Information shown:
○ ○ ○ ○
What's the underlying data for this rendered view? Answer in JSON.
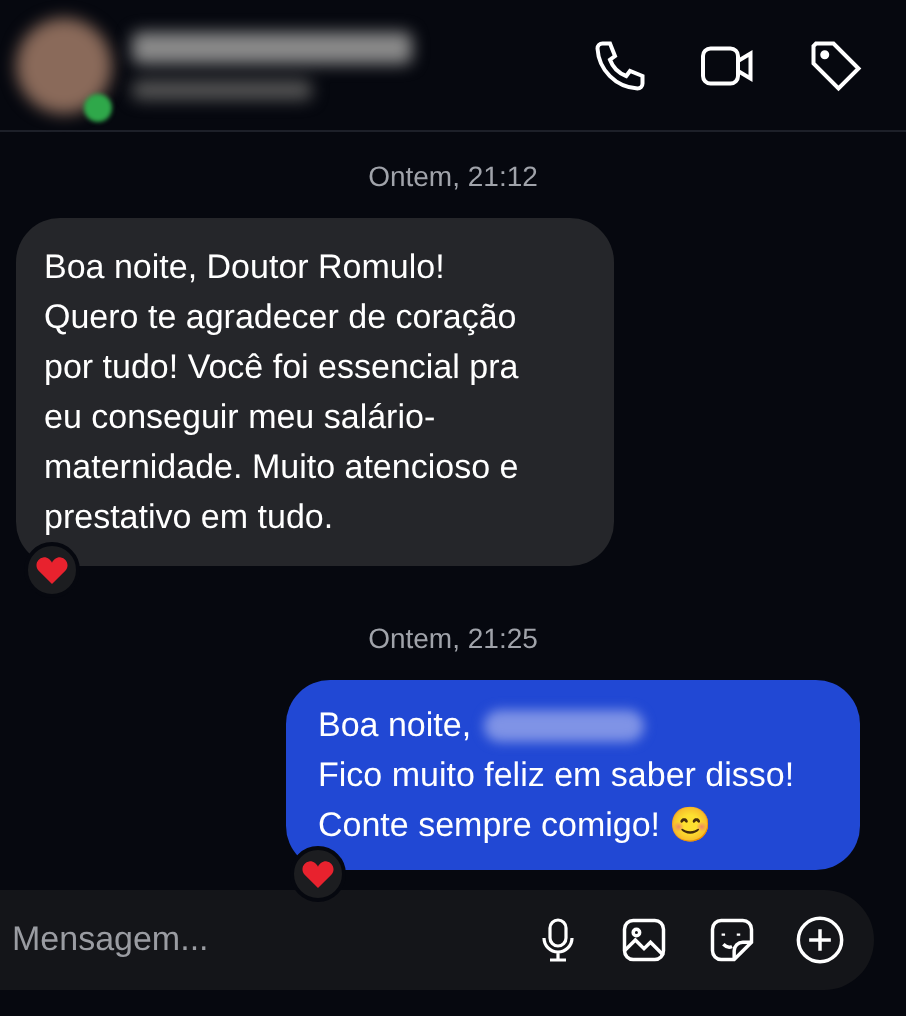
{
  "header": {
    "online": true,
    "actions": [
      {
        "kind": "phone"
      },
      {
        "kind": "video"
      },
      {
        "kind": "tag"
      }
    ]
  },
  "messages": [
    {
      "kind": "time",
      "text": "Ontem, 21:12"
    },
    {
      "kind": "incoming",
      "lines": [
        "Boa noite, Doutor Romulo!",
        "Quero te agradecer de coração",
        "por tudo! Você foi essencial pra",
        "eu conseguir meu salário-",
        "maternidade. Muito atencioso e",
        "prestativo em tudo."
      ],
      "reacted": true
    },
    {
      "kind": "time",
      "text": "Ontem, 21:25"
    },
    {
      "kind": "outgoing",
      "lines": [
        "Boa noite,",
        "Fico muito feliz em saber disso!",
        "Conte sempre comigo! 😊"
      ],
      "redacted_after_first": true,
      "reacted": true
    }
  ],
  "composer": {
    "placeholder": "Mensagem..."
  }
}
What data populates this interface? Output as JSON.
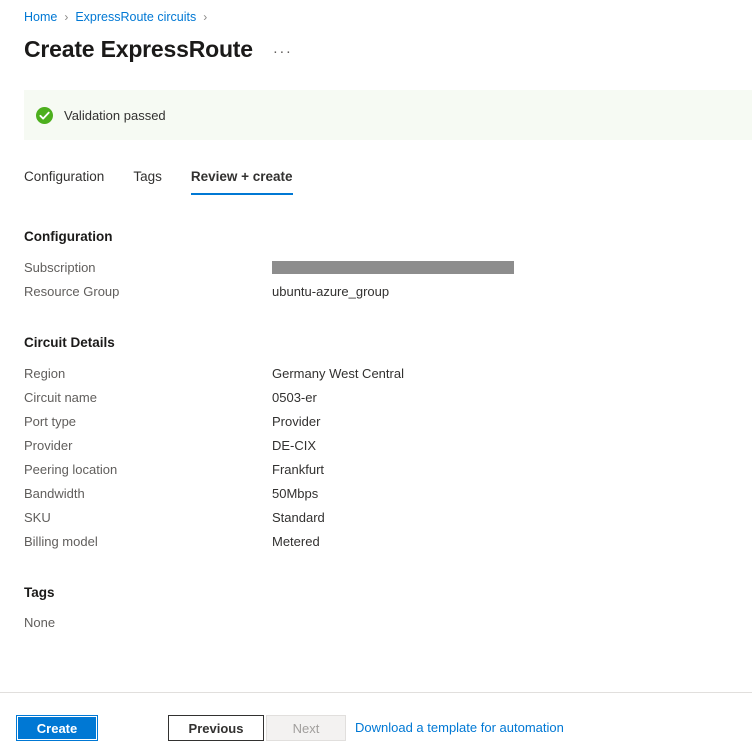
{
  "breadcrumb": {
    "items": [
      {
        "label": "Home"
      },
      {
        "label": "ExpressRoute circuits"
      }
    ],
    "separator": "›"
  },
  "header": {
    "title": "Create ExpressRoute",
    "more_menu": "···"
  },
  "banner": {
    "icon": "check-circle-icon",
    "text": "Validation passed",
    "background": "#f6faf3",
    "icon_color": "#4caf1d"
  },
  "tabs": [
    {
      "label": "Configuration",
      "active": false
    },
    {
      "label": "Tags",
      "active": false
    },
    {
      "label": "Review + create",
      "active": true
    }
  ],
  "sections": {
    "configuration": {
      "heading": "Configuration",
      "rows": [
        {
          "key": "Subscription",
          "value": "",
          "redacted": true
        },
        {
          "key": "Resource Group",
          "value": "ubuntu-azure_group",
          "redacted": false
        }
      ]
    },
    "circuit_details": {
      "heading": "Circuit Details",
      "rows": [
        {
          "key": "Region",
          "value": "Germany West Central"
        },
        {
          "key": "Circuit name",
          "value": "0503-er"
        },
        {
          "key": "Port type",
          "value": "Provider"
        },
        {
          "key": "Provider",
          "value": "DE-CIX"
        },
        {
          "key": "Peering location",
          "value": "Frankfurt"
        },
        {
          "key": "Bandwidth",
          "value": "50Mbps"
        },
        {
          "key": "SKU",
          "value": "Standard"
        },
        {
          "key": "Billing model",
          "value": "Metered"
        }
      ]
    },
    "tags": {
      "heading": "Tags",
      "value": "None"
    }
  },
  "footer": {
    "create_label": "Create",
    "previous_label": "Previous",
    "next_label": "Next",
    "template_link": "Download a template for automation",
    "accent_color": "#0078d4"
  }
}
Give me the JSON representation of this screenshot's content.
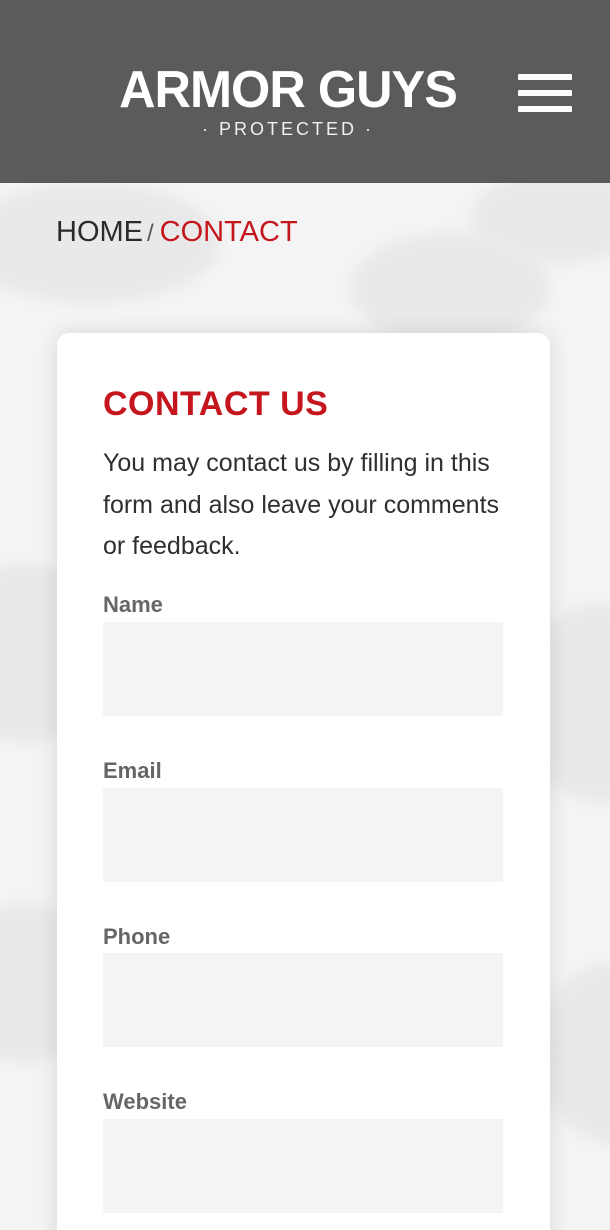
{
  "header": {
    "logo_main": "ARMOR GUYS",
    "logo_sub": "· PROTECTED ·",
    "menu_icon": "hamburger-menu-icon",
    "background_color": "#5b5b5b"
  },
  "breadcrumb": {
    "home": "HOME",
    "separator": "/",
    "current": "CONTACT",
    "accent_color": "#c4161c"
  },
  "contact_card": {
    "title": "CONTACT US",
    "description": "You may contact us by filling in this form and also leave your comments or feedback.",
    "fields": [
      {
        "label": "Name",
        "value": "",
        "placeholder": ""
      },
      {
        "label": "Email",
        "value": "",
        "placeholder": ""
      },
      {
        "label": "Phone",
        "value": "",
        "placeholder": ""
      },
      {
        "label": "Website",
        "value": "",
        "placeholder": ""
      }
    ]
  }
}
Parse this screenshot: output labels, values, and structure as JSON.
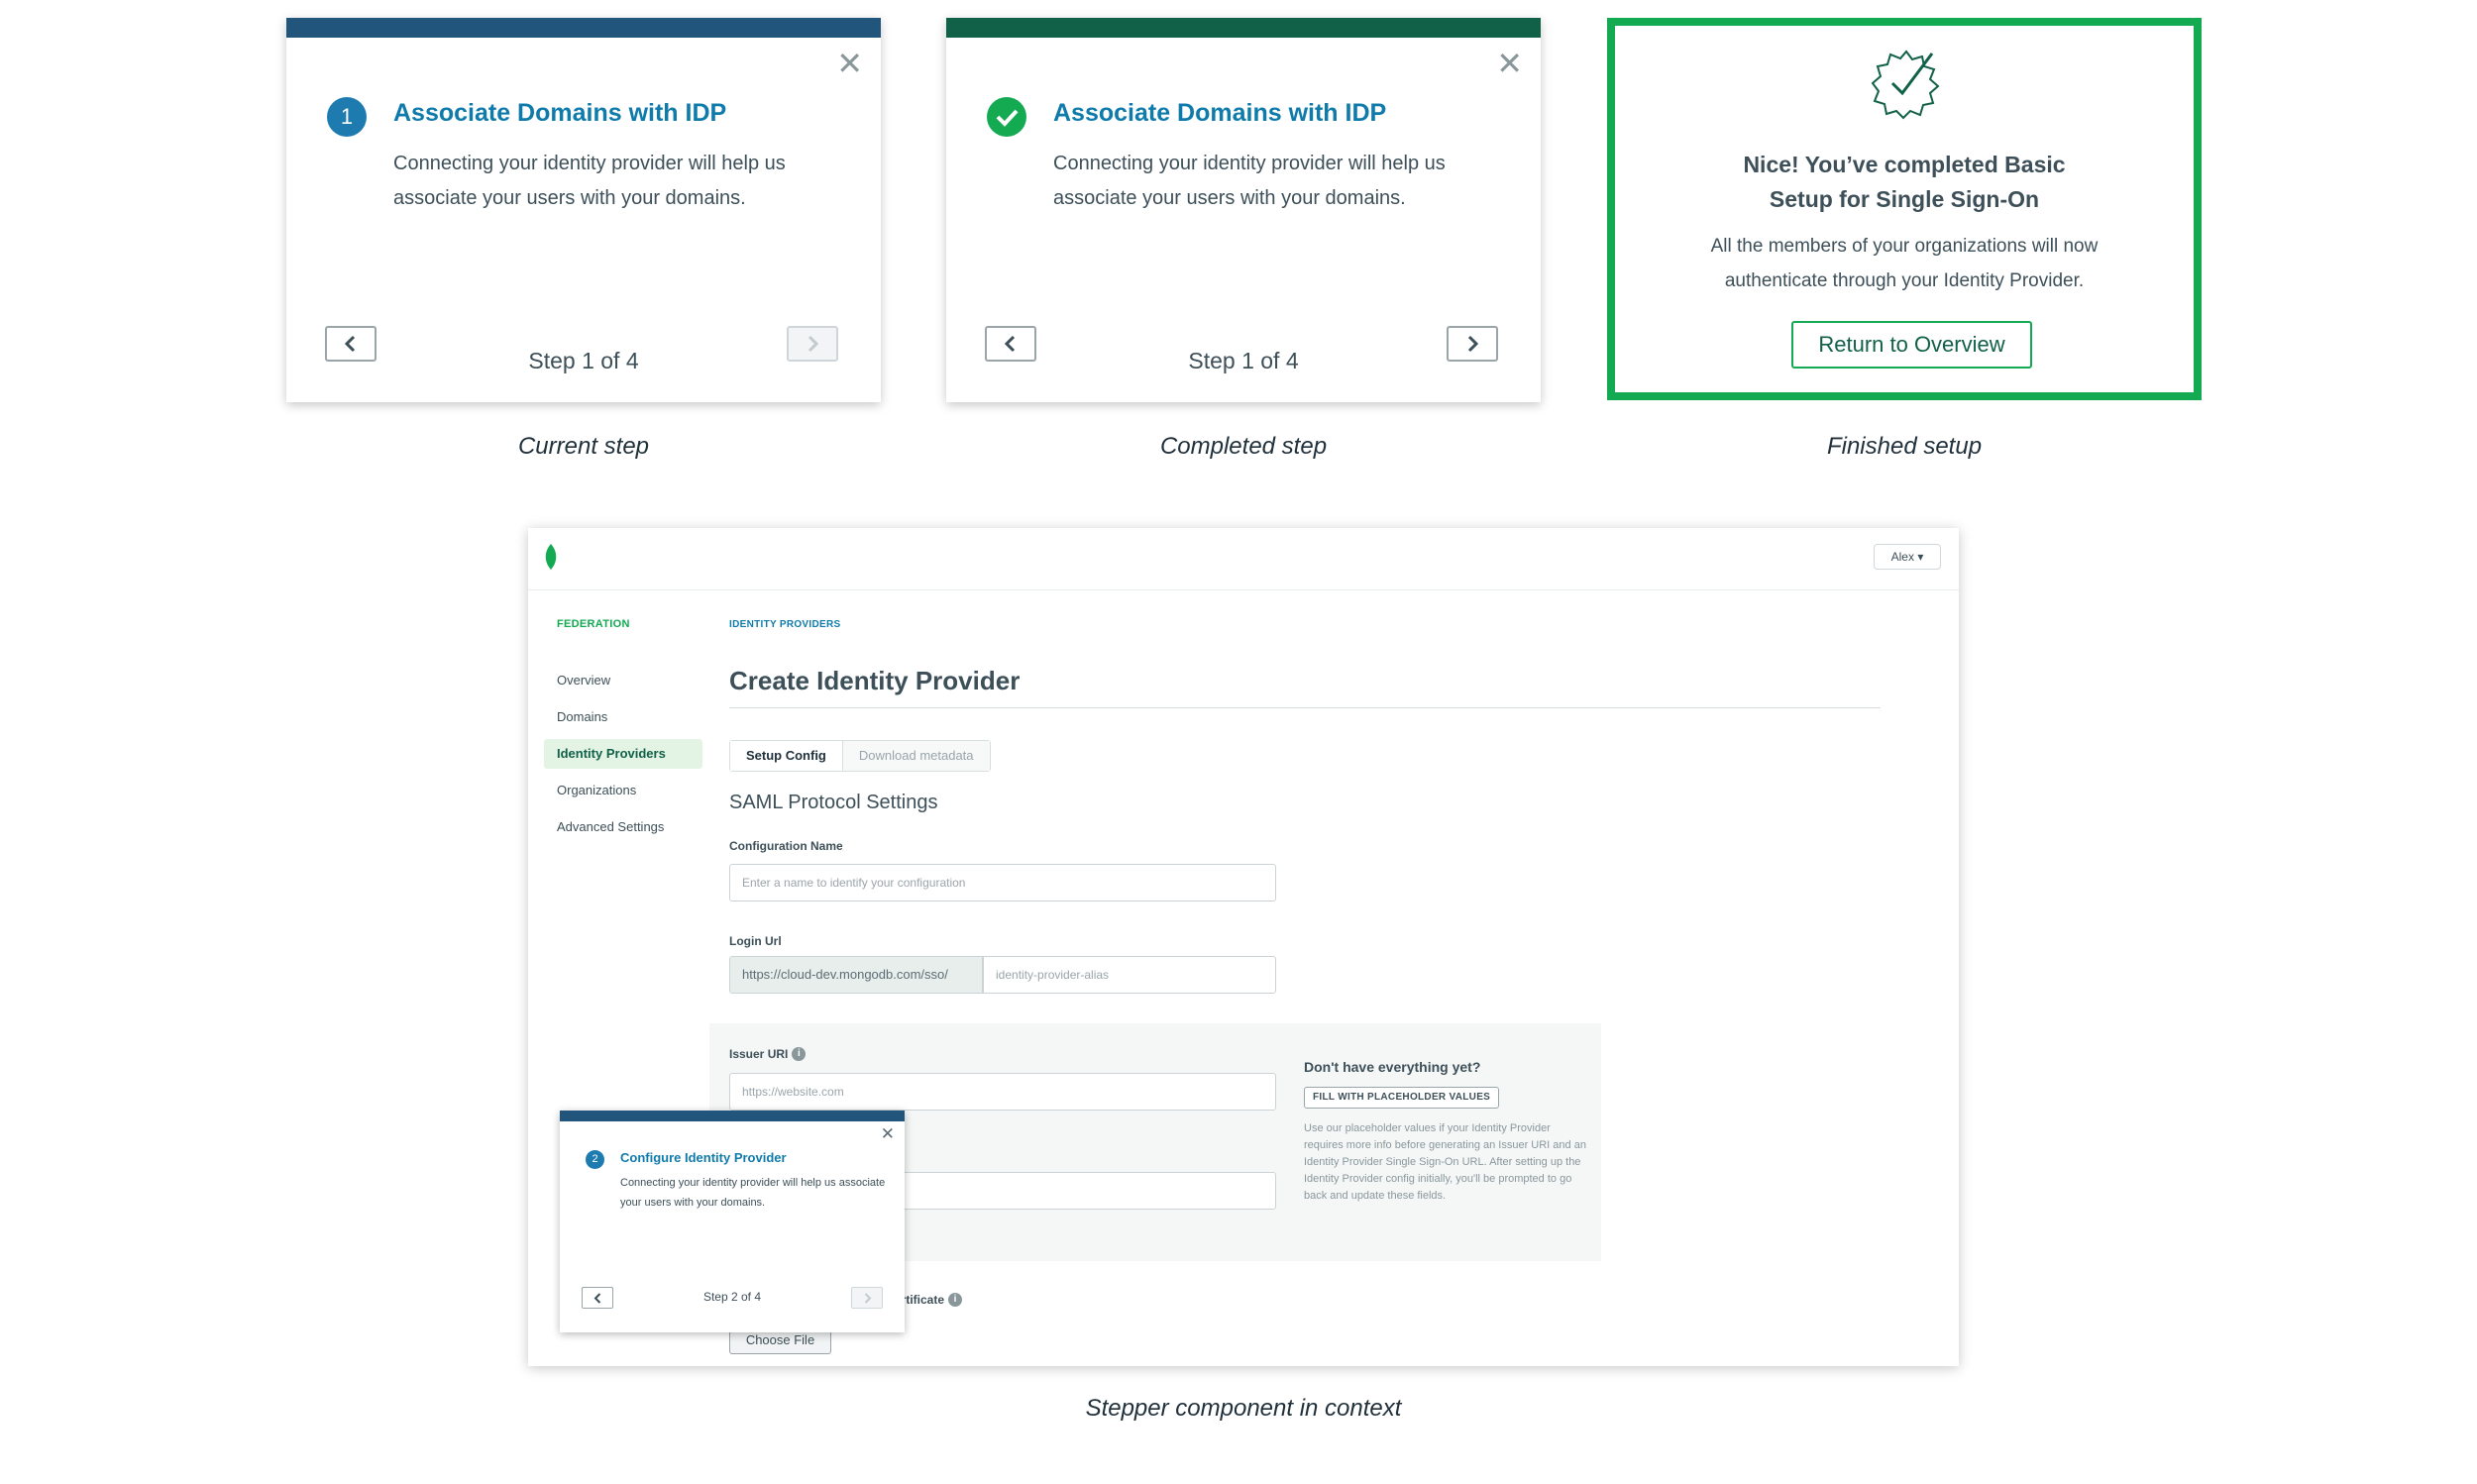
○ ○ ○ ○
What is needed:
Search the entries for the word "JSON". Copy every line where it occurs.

Solution to this exercise:
What's the underlying data for this rendered view? Answer in JSON.
What data populates this interface? Output as JSON.
Give me the JSON representation of this screenshot's content.
Parse this screenshot: output labels, values, and structure as JSON.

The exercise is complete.